- The FCA’s Consumer Credit Sourcebook (CONC) includes a number of rules on financial promotions that apply when encouraging customers to enter into a regulated credit agreement. But many of those rules do not expressly apply to a regulated consumer hire agreement. So what should a lender do to keep to the rules – both their letter and spirit? The answer is to probably adopt some form of hybrid – no pun intended! – approach;
- The same point applies to affordability and creditworthiness: CONC makes a number of rules that apply to a regulated credit agreement and not a regulated consumer hire agreement. But a hybrid approach is probably the safest way forward;
- The documentation, and explanation of it, is likely to present the biggest challenge. For example, there could be confusion if a customer wishes to exercise their right to voluntarily terminate the hire purchase or conditional sale agreement under Section 99(1) of the Consumer Credit Act 1974 (the CCA). There is no similar right for a regulated consumer hire agreement (the right of termination in Section 101 of the CCA often applies only in limited situations). Lenders may, therefore, need to think about including terms in the hire agreement, saying it automatically ends if the credit agreement ends.
The issue of two agreements firmly comes into focus when a customer has a quality issue with a vehicle. Fortunately, the Consumer Rights Act 2015 means (where the customer is a consumer) the customer will have the same rights under both contracts – the position under the old law would have been extremely confusing for consumers and lenders! But what if there is an issue with the battery? If the customer is entitled to reject the battery, are they also entitled to reject the vehicle? And if there is an issue with the vehicle – say the sunroof leaks – where a buyer is entitled to reject the vehicle, are they also entitled to reject the battery? There is no clear answer, but it seems likely that a rejection of one agreement will be a rejection of the other – see, by analogy, the Supreme Court’s decision in Durkin v DSG Retail Limited & HFC Bank plc (2014).

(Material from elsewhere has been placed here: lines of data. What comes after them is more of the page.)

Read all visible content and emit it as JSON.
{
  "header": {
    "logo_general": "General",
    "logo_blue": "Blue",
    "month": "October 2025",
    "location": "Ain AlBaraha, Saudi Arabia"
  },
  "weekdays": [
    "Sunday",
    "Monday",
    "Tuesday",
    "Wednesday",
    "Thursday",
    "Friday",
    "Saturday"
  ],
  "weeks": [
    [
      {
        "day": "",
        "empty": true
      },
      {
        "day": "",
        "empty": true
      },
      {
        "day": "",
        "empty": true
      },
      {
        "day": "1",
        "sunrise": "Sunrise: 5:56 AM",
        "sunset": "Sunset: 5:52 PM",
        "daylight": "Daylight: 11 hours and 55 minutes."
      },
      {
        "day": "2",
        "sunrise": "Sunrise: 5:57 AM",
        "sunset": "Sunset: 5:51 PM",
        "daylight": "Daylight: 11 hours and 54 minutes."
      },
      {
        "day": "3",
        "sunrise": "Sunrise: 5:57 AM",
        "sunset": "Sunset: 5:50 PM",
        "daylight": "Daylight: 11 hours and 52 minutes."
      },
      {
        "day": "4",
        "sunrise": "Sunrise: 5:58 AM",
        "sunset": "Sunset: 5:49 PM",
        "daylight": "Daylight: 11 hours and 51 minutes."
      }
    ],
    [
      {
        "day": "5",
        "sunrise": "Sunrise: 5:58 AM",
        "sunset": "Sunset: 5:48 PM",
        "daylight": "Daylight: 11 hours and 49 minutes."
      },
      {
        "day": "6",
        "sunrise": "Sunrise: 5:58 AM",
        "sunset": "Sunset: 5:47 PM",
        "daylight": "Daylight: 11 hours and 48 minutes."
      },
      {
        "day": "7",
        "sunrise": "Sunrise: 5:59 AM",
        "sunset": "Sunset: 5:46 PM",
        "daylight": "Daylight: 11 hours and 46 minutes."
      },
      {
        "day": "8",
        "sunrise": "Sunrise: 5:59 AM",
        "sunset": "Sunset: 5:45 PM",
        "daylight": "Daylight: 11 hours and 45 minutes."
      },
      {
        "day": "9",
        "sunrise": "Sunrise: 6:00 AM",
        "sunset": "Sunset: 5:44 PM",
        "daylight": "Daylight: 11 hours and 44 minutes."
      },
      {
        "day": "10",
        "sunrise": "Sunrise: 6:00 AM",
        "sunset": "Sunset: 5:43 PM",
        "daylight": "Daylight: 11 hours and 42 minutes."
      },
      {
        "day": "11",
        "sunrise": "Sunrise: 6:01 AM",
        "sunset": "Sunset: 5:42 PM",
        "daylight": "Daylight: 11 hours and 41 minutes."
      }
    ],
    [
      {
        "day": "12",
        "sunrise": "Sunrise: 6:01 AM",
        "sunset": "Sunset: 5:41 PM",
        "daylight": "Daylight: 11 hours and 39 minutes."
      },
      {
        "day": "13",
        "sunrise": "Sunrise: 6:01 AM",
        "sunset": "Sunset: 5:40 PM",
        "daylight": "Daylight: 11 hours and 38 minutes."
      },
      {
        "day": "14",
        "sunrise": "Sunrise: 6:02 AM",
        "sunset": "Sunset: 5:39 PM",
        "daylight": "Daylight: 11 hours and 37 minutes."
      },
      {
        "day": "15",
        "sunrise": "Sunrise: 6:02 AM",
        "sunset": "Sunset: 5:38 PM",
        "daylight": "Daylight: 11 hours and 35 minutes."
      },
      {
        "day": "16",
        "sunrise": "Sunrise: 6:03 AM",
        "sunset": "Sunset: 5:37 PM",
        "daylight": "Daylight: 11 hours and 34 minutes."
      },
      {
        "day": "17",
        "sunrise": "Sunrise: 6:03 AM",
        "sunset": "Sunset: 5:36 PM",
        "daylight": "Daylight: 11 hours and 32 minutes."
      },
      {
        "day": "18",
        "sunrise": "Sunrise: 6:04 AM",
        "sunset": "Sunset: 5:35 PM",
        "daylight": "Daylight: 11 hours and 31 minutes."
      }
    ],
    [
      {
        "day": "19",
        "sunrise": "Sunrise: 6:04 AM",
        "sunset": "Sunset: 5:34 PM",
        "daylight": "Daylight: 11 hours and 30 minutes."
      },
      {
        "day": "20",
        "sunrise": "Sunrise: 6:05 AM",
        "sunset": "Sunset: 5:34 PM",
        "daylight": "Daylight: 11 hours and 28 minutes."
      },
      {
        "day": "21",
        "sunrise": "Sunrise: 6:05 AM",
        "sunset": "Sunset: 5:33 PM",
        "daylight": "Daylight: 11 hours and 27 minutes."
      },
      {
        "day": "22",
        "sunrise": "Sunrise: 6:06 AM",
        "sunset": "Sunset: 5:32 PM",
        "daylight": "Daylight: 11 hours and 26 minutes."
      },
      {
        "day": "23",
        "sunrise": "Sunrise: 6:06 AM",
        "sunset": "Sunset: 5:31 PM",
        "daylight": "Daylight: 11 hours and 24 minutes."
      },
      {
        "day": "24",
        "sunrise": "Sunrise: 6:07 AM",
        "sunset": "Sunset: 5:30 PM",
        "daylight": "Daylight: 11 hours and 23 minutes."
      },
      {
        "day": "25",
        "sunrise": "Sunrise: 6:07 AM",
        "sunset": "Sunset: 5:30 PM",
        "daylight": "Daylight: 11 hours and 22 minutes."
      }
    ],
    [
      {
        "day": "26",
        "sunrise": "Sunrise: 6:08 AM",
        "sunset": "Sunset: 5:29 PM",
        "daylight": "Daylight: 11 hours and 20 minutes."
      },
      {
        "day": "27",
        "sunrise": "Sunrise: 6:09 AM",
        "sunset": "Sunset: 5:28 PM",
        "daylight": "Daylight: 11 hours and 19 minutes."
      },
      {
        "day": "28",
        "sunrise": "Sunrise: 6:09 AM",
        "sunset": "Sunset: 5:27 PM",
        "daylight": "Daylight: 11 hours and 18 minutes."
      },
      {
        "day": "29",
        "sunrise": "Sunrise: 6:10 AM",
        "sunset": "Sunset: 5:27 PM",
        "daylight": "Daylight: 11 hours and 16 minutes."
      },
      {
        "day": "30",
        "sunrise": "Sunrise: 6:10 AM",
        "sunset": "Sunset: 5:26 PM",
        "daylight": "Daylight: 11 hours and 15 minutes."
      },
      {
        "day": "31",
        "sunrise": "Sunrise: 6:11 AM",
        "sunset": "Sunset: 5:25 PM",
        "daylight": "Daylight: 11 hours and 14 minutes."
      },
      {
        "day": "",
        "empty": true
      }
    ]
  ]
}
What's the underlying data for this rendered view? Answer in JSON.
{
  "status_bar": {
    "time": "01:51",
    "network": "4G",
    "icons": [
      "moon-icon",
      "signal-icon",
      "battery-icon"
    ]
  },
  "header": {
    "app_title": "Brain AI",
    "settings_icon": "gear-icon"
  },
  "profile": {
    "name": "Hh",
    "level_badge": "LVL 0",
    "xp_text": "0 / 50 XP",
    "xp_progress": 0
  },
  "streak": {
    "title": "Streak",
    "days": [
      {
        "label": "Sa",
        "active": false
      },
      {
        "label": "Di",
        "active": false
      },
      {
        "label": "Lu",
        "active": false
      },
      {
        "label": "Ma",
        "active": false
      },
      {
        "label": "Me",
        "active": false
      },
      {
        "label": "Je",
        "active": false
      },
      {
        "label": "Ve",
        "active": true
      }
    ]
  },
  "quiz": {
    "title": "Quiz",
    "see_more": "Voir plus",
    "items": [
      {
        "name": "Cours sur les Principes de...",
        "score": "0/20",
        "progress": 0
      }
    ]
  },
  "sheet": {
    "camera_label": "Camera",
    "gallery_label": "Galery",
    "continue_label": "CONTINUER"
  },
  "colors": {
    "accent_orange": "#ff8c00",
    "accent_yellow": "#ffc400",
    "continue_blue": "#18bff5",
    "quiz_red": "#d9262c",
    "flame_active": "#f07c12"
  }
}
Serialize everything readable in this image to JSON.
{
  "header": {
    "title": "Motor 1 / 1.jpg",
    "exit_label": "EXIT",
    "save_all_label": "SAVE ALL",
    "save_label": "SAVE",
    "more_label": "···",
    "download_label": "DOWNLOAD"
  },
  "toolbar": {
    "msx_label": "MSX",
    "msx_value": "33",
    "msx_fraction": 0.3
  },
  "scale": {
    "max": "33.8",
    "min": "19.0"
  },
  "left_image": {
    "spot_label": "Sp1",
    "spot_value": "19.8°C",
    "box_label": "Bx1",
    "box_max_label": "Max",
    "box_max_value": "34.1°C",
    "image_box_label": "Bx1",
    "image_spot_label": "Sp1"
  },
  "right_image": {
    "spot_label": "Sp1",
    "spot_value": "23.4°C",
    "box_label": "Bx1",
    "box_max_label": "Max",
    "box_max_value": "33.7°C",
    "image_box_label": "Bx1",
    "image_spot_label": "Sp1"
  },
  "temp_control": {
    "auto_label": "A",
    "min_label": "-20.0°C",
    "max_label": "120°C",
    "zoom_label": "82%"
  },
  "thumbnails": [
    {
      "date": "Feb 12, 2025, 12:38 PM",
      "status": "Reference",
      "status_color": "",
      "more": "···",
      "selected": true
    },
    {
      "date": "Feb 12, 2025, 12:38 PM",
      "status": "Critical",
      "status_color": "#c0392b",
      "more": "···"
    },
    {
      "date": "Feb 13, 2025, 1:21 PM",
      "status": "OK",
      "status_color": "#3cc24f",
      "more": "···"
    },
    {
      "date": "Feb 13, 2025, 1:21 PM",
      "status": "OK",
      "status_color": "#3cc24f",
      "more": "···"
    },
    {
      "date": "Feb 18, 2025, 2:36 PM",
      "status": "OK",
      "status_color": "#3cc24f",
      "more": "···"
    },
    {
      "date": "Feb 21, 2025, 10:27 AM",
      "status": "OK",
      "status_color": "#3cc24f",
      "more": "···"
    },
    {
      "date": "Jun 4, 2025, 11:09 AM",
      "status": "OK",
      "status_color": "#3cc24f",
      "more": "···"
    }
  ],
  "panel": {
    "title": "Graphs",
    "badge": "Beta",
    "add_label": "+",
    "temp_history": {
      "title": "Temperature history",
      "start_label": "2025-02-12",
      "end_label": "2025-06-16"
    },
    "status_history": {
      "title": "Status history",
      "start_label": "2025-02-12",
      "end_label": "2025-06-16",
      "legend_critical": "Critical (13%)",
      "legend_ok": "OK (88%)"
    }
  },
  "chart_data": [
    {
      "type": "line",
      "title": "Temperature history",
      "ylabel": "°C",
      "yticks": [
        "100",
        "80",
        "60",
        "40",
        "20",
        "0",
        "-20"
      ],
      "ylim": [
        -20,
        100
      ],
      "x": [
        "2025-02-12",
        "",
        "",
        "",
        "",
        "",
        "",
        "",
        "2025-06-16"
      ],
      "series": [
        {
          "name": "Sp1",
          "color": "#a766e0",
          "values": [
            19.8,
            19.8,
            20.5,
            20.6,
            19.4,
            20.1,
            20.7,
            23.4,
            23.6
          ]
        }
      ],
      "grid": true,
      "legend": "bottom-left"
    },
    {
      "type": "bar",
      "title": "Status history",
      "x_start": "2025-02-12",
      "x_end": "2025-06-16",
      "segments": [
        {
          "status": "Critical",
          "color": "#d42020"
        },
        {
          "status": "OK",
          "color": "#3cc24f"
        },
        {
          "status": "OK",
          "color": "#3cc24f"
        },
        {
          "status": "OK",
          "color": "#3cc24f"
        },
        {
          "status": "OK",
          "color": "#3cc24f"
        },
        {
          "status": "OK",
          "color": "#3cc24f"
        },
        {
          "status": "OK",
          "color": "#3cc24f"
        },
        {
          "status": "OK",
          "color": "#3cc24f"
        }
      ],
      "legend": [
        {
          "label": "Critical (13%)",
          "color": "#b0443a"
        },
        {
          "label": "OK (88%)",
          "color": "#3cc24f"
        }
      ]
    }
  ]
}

Does the financing of EVs raise issues to consider? Yes. Like most new products, a lender will need to think about the risks and challenges. If a lender adopts the ‘two agreement’ approach, the biggest challenge is likely to be clearly explaining the position to the customer to avoid risks of mis-selling allegations and complaints. But as long as all of these issues are fully considered, and sensibly dealt with, it seems unlikely that any of them are fatal to the financing of EVs.